Why the preamble? This coming Sunday is International Coming Out Day, and whether you support it or not, it is what it is. That is part of my story – not elevated or negated.

What’s the big deal? Coming out is about telling the ultimate truth – about yourself and about your world… about myself and about my world.

In celebration of telling the truth, here is my coming out story in brevity but, nevertheless, in full:

I didn’t come out. Well, not officially. The process (because it is a process) of coming out is really just a process of telling the truth – of telling a story. For some, it’s a truth and a story that they have come to accept and love for the first time. For some, it’s a truth and a story that they acknowledge and haven’t yet accepted. That is also OK. What’s important is that it is the truth.

So how did I tell the truth? Someone else tried to do it for me. They told a biased version of my story which blew up like dropping a full bottle of red wine. I’m not saying that some people didn’t know; if you have even two stones knocking between your ears, it’s fairly obvious to see that I’m not a cookie-cut-out girl. Yet, as much as it broke me to be exposed in that way, it also provided a new kind of freedom.

Sometimes pain is the most honest truth.

Hear me: I’m not condoning how out of place that person was, and I’m certainly not thanking them for shoving me out, but I will acknowledge the space that I stepped into. That’s the thing about being in the light.

“Coming out of the closet” is the expression that’s often used and although I don’t completely understand its origin, I do understand the feeling. If you’ve ever stepped into a closet and closed the door or been trapped in a pantry or anything similar, you will know the stifling, desperate, claustrophobic feeling that comes with the confines and you will also know the feeling of relief that washes over you when the door opens again.

It’s no wonder children are afraid of monsters in the closet. Some monsters don’t have teeth, but they do eat at your truth and instil fear in the dark.

Almost two years later and I’m telling the story here, as it is, for the first time. As I said, coming out is a process. It hasn’t come without its breakdowns and wreckage, but it also hasn’t come without its joy and contentment. That is my truth and my story.

So don’t see Sunday as International Coming Out Day… see it as a day for telling the truth, a day for telling your story, no matter what that story is. If it happens to be about coming out, celebrate that as your truth and commit to the process of always telling your truth. Others may not like it, they may not accept it, but it is yours. Be true.

Dear Caitlyn Jenner | Quite honestly

Dear Caitlyn Jenner

Quite honestly, I didn’t recognise you at first glance as I scrolled past the cover of Vanity Fair on my newsfeed yesterday. I have followed your news-drawing story each day – from the triumphs and progress, to the hard days and the tears and the tough choices. Quite honestly, I don’t know if I would have the same courage as you.

You are beautiful. Quite honestly, there will be those who disagree not because you aren’t beautiful but because they don’t understand and that is their own shortcoming. As much as you need them to extend compassion to you, know that they too need your compassion. Quite honestly, I’m fists up and rearing to go this morning as, one by one, people in the office are discovering who you are. Not who you were, who you are. One such discovery was met this morning with: “Wat die vok is verkeerd met hom?” In English, that translates to: “What the fuck is wrong with him?”
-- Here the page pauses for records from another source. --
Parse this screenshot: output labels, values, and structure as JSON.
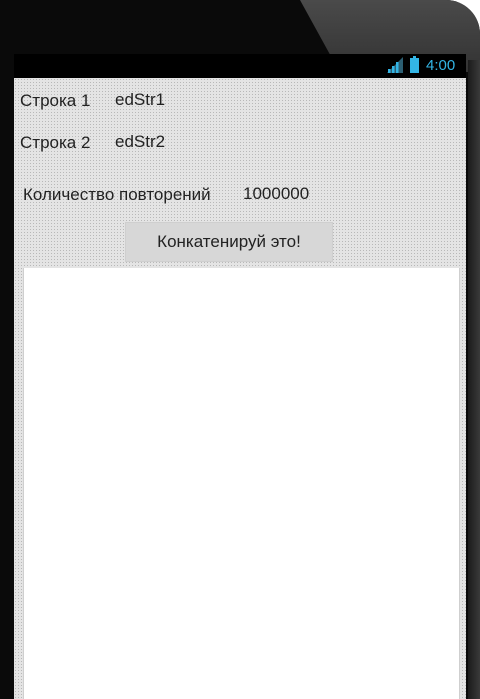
{
  "status_bar": {
    "time": "4:00",
    "icons": [
      "signal-icon",
      "battery-icon"
    ],
    "accent_color": "#33b5e5"
  },
  "form": {
    "row1_label": "Строка 1",
    "row1_value": "edStr1",
    "row2_label": "Строка 2",
    "row2_value": "edStr2",
    "repeat_label": "Количество повторений",
    "repeat_value": "1000000",
    "concat_button": "Конкатенируй это!",
    "result_text": ""
  }
}
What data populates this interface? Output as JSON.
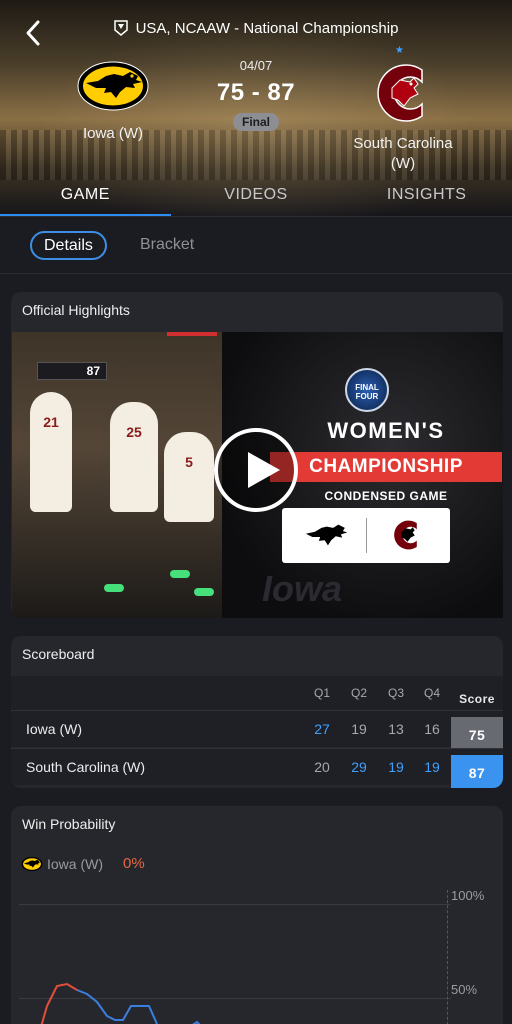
{
  "header": {
    "league_title": "USA, NCAAW - National Championship",
    "date": "04/07",
    "score": "75 - 87",
    "status": "Final",
    "home_team": "Iowa (W)",
    "away_team_line1": "South Carolina",
    "away_team_line2": "(W)",
    "colors": {
      "accent": "#2f8cf0",
      "status_pill": "#8c8e94"
    }
  },
  "tabs": [
    {
      "label": "GAME",
      "active": true
    },
    {
      "label": "VIDEOS",
      "active": false
    },
    {
      "label": "INSIGHTS",
      "active": false
    }
  ],
  "subtabs": [
    {
      "label": "Details",
      "active": true
    },
    {
      "label": "Bracket",
      "active": false
    }
  ],
  "highlights": {
    "title": "Official Highlights",
    "thumbnail": {
      "scoreboard_number": "87",
      "jersey_numbers": [
        "21",
        "25",
        "5"
      ],
      "badge_lines": [
        "FINAL",
        "FOUR"
      ],
      "headline": "WOMEN'S",
      "headline_banner": "CHAMPIONSHIP",
      "subheadline": "CONDENSED GAME",
      "script_text": "Iowa"
    },
    "play_icon": "play-circle-icon"
  },
  "scoreboard": {
    "title": "Scoreboard",
    "columns": [
      "Q1",
      "Q2",
      "Q3",
      "Q4",
      "Score"
    ],
    "rows": [
      {
        "team": "Iowa (W)",
        "q": [
          "27",
          "19",
          "13",
          "16"
        ],
        "score": "75"
      },
      {
        "team": "South Carolina (W)",
        "q": [
          "20",
          "29",
          "19",
          "19"
        ],
        "score": "87"
      }
    ],
    "colors": {
      "winner_blue": "#3ea0ff",
      "loser_score_bg": "#686a72",
      "winner_score_bg": "#3a93ee"
    }
  },
  "win_probability": {
    "title": "Win Probability",
    "team": "Iowa (W)",
    "current": "0%",
    "y_labels": [
      "100%",
      "50%"
    ],
    "colors": {
      "line_up": "#e0503a",
      "line_down": "#3a7fe0",
      "pct": "#e8663e"
    }
  }
}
Quite honestly, you ignorant imbecile, two things you should be blatantly aware of: firstly, there is nothing “wrong with him”. Secondly, it’s “her”. Quite honestly, Caitlyn, I think I would have been fired had I voiced the explicit opinion I hold so I held my tongue and I am sorry for that. A face skewed by so much disdain should only be met with a fist. That kind of judgement has no business in preserving life – trans or not. We are human.

Quite honestly, I can’t imagine everything that you have gone through – exacerbated by the extensive media coverage. Did that make it easier as you had no choice but to confront every bit of change head on? What kinds of questions did they ask? Did you always give an answer? People can be mean – myself included – and on behalf of humans, I wish you all strength.

All this to remind you that you are beautiful, even when you have bad hair days. This is by no means the end but quite honestly, I think you know that. Beauty is not just defined by external, this is another thing you know. After all, you have been true to yourself and that is most beautiful of all. Do not let them take that away from you. Quite honestly, they will try and you should be prepared to fight. There’s an army standing behind you.

You have opened up a way for people to talk about things they don’t understand, things they don’t support but want to know more about, things they’ve never heard of before, things they can choose to stand up for. Quite honestly, maybe that’s the most courageous thing of all. Yes, you’re the talking point of a lot of conversations but dare I say, quite honestly, that the conversations are more important; you will not always be in every headline, but you have done us the great favour of making it easier to have other conversations, to approach other headlines. This is the legacy that you leave.

Dearest Caitlyn, do not apologise. Do not back down nor make excuses. Do not hide away. Do not doubt yourself. Whether you like it or not, some people will make their own brave decisions because of you. That’s a lot of pressure, but it’s also the easiest thing to accept because you have already accepted yourself.

I take my proverbial hat off to you.

S.